The Tulsa County Courthouse saw up to 4,000 visitors daily before the coronavirus pandemic hit and shut down virtually all in-person court operations.
The district courts reopened for business Monday morning after a roughly six-week closure, but officials said they still hope to keep traffic in the building to a minimum for the time being.
“We want to keep our employees and citizens safe as the court systems reopen in an old building that is ill-suited for social distancing,” Tulsa County Commissioner Stan Sallee said in a statement ahead of the reopening.
Sallee has previously told the commissioners’ board that up to 4,000 people could walk through the doors of the courthouse on a daily basis and that therefore he wants residents to do as much online as they can first.
A resolution that restricted access to the courthouse expired May 4, allowing visitors to return if necessary as of that day to conduct county-related business unrelated to the district courts.
County Court Clerk Don Newberry told reporters Monday morning that visitors to the courthouse are now being asked to stop at tents on the plaza, which faces Fifth Street in downtown Tulsa, before reaching the entrance doors.
The tents have stations for specific court dockets — such as small claims, civil, criminal and traffic — now that the district courts are reopened, he said.
Employees working in the tents will be able to access court records so visitors will be able to get information, such as their upcoming court dates, without having to go into the building.
Those who need to enter the courthouse will be required to wear masks, according to directions from the Oklahoma Supreme Court and the Tulsa Health Department, as well as recommendations from the federal Centers for Disease Control and Prevention.
Deputies will ask questions to gauge whether visitors are or could be ill or may have been exposed to COVID-19 before they are able to clear the security area. Newberry said multiple hand sanitizer stations are newly available inside the courthouse and that the county recommends people use them on a “pretty regular basis.”
The plaza-side courthouse entrance is allocated for use by court participants, such as attorneys, parties in cases, victims and witnesses. County personnel and citizens needing to conduct county-related businesses, such as with the County Assessor or County Treasurer, are assigned to the Denver Avenue entrance. Attorneys may also use the Denver Avenue entrance if needed.
Family members of those individuals and others not directly involved in court proceedings will be barred from entry. Once inside, county officials encourage the use of escalators to reach the first three floors rather than the elevator due to social distancing requirements. Passenger limits on elevators will be enforced in accordance with social distancing rules.
Presiding Judge William LaFortune wrote in an order last week that no more than 10 people will be allowed in a courtroom at a single time until public health officials say it is permissible to increase the cap to 50. He also wrote that the court would request funds so judges can have Plexiglas barriers installed at their benches for safety reasons.
Out-of-custody criminal defendants with court dates set between Monday and the end of May aren’t required to appear in court and should receive new hearing dates, while those who are in custody will appear during that time if a judge specifically requests their presence. Jury trials in Tulsa County have been canceled since mid-March and will not resume until at least early August.

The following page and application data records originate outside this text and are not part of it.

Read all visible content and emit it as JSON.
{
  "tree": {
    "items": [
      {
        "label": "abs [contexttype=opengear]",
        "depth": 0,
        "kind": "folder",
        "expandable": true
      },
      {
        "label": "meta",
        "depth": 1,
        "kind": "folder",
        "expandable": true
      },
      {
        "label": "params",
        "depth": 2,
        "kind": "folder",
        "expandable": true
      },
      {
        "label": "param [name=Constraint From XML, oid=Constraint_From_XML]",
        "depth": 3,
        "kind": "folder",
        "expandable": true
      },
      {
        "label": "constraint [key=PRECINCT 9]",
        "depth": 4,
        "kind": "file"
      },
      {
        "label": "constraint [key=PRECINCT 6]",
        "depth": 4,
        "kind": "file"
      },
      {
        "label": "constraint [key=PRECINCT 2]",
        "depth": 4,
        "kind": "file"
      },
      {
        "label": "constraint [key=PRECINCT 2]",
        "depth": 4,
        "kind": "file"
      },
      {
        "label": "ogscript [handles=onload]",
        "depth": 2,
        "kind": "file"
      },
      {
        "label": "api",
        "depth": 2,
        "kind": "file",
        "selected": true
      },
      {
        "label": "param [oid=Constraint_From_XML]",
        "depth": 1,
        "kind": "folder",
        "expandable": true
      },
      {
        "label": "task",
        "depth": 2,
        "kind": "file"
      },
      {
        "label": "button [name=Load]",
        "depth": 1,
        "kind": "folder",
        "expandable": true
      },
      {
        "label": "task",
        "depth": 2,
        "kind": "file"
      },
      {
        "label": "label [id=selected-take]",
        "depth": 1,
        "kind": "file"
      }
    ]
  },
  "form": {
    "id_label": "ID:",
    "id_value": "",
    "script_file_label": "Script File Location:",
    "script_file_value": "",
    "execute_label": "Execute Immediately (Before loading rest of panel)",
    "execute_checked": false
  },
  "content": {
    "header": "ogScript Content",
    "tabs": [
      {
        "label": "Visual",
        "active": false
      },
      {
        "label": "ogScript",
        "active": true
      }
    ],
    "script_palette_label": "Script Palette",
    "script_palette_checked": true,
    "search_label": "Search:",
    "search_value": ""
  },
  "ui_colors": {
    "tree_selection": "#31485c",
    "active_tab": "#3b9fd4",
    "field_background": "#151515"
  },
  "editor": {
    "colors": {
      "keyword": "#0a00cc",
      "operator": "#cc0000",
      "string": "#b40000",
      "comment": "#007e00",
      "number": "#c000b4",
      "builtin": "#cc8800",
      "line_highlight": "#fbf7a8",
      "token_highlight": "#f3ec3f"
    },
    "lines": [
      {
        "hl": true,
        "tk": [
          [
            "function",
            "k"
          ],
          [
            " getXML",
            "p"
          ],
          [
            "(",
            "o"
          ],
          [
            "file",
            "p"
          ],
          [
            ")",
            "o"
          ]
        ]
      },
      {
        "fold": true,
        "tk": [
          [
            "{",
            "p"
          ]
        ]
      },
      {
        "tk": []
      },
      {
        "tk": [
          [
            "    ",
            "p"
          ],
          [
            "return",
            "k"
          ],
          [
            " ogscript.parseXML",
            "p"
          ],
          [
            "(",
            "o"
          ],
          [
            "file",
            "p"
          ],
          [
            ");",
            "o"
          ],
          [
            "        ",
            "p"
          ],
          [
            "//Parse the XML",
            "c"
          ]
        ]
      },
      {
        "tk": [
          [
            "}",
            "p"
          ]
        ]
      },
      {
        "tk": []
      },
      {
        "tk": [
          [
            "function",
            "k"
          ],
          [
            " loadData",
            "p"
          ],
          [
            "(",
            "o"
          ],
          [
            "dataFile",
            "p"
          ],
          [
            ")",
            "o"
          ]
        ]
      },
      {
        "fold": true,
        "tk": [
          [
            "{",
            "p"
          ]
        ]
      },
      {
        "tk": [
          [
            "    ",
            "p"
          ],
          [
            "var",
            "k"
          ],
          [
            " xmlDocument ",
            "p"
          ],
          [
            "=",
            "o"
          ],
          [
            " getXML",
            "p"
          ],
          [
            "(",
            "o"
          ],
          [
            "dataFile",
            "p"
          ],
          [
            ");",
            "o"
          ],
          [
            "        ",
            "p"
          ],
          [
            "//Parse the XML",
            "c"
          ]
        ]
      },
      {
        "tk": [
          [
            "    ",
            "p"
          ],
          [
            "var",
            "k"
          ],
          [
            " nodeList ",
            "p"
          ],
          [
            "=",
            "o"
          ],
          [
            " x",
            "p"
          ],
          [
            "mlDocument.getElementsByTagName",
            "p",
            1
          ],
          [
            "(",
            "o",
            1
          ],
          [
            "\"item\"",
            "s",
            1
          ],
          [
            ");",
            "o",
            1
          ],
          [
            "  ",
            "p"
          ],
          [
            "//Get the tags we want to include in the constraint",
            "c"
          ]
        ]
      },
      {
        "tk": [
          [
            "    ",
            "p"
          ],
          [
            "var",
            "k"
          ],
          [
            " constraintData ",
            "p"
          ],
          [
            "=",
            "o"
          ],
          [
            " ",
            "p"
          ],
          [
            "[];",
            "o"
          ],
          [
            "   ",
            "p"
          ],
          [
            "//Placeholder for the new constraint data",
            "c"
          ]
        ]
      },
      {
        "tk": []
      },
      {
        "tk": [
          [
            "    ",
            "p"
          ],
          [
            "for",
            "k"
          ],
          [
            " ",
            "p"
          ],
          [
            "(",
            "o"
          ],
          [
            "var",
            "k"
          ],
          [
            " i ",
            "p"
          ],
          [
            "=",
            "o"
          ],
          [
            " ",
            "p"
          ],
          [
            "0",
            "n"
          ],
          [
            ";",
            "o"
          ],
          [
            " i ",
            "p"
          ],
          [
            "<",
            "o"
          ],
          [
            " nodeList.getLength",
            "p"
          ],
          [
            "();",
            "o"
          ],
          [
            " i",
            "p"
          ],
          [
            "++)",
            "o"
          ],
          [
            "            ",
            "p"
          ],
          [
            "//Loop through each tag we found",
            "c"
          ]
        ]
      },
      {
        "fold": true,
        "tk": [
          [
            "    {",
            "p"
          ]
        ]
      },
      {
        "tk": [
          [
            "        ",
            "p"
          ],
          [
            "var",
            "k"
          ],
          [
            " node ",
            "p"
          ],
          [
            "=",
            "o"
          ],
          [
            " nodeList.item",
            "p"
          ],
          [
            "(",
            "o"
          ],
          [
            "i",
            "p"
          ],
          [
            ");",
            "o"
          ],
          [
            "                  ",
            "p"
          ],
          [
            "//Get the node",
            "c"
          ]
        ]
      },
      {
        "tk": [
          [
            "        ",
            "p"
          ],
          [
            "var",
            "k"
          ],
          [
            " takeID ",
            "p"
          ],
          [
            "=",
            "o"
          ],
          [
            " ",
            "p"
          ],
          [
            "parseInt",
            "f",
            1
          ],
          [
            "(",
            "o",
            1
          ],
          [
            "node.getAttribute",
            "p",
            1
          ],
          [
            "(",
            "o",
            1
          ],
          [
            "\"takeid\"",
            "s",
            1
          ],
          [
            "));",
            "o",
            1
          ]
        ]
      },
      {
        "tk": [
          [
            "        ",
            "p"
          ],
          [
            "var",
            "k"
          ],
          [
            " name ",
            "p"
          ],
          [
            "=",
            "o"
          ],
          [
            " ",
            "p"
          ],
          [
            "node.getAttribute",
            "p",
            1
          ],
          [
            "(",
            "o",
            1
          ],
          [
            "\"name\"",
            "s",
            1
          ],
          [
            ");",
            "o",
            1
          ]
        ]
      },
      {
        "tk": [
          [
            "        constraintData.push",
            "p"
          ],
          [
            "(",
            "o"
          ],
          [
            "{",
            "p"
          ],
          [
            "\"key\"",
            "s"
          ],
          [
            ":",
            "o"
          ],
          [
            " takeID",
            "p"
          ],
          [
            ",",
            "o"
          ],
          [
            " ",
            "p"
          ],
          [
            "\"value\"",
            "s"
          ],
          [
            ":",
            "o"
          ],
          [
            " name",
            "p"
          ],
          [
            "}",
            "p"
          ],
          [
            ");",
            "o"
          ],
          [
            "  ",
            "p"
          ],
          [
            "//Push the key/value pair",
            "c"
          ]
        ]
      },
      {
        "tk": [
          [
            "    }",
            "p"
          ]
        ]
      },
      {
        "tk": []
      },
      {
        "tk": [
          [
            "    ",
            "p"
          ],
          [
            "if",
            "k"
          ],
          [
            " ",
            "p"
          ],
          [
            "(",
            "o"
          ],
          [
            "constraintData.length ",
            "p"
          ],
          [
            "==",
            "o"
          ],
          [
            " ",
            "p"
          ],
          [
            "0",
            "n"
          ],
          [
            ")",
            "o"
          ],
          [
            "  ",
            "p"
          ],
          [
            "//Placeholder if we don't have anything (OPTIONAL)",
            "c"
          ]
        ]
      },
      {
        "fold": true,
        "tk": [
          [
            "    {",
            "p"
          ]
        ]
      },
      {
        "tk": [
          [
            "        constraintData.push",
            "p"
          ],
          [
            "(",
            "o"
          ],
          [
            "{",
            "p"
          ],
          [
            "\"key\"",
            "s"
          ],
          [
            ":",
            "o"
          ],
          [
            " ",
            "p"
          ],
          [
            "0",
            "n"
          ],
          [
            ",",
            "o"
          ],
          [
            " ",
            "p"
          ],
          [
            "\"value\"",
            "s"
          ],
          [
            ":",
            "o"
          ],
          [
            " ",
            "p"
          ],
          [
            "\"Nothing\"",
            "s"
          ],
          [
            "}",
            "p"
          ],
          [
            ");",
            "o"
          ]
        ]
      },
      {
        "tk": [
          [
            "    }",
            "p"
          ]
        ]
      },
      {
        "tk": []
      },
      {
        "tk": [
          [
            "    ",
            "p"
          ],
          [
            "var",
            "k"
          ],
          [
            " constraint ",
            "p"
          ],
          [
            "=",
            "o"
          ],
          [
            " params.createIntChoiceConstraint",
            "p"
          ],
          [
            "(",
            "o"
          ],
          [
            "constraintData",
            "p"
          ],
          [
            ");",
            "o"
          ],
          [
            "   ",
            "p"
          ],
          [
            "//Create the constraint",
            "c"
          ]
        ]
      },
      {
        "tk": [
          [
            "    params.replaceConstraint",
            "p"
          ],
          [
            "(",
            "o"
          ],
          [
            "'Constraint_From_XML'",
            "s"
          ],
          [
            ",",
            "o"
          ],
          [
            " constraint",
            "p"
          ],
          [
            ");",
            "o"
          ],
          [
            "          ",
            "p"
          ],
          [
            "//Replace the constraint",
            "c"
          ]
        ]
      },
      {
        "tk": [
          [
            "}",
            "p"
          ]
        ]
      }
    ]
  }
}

Criminal initial appearance dockets have taken place with video technology during the shutdown, and the bond docket continues remotely daily, including weekends.
Judges are still encouraged to conduct proceedings using remote means as much as possible, and their office areas remain closed to the public.